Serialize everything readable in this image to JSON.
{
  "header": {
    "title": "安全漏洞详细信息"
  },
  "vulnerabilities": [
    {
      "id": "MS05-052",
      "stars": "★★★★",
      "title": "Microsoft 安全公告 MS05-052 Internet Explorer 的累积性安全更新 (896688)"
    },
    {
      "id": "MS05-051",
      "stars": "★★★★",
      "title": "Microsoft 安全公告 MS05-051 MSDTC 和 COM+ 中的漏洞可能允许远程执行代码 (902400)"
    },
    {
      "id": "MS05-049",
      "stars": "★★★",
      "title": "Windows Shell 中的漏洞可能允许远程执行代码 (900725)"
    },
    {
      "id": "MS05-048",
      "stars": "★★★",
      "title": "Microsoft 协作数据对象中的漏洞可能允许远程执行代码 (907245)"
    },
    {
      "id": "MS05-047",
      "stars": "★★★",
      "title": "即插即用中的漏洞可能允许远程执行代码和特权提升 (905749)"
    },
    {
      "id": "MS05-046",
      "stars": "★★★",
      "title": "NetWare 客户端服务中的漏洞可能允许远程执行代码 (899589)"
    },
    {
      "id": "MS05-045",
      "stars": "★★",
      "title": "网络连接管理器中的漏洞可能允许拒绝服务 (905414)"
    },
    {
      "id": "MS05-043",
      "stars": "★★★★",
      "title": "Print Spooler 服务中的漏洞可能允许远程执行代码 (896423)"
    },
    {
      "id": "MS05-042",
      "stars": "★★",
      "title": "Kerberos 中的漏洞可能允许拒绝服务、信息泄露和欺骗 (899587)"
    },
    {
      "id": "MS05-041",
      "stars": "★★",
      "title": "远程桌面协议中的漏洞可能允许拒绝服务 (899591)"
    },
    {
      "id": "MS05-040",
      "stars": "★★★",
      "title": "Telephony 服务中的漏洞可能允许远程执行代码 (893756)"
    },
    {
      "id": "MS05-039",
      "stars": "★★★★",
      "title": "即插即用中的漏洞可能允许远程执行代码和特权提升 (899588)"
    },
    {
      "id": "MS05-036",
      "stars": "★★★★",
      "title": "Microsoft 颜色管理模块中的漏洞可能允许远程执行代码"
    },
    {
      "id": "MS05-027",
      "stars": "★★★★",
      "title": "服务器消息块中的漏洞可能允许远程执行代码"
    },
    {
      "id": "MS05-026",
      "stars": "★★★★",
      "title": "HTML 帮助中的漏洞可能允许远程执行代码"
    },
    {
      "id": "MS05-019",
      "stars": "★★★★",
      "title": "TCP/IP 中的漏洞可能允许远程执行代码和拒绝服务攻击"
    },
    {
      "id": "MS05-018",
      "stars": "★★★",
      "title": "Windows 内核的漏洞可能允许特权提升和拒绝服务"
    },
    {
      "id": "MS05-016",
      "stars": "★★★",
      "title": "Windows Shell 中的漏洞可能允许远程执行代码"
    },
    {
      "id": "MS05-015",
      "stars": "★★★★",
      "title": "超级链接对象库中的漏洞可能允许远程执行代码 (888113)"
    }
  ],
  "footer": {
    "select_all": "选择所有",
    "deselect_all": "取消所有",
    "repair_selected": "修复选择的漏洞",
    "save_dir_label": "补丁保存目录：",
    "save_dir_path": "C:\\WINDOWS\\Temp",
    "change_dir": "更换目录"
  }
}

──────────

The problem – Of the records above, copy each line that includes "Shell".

Task result –
      "title": "Windows Shell 中的漏洞可能允许远程执行代码 (900725)"
      "title": "Windows Shell 中的漏洞可能允许远程执行代码"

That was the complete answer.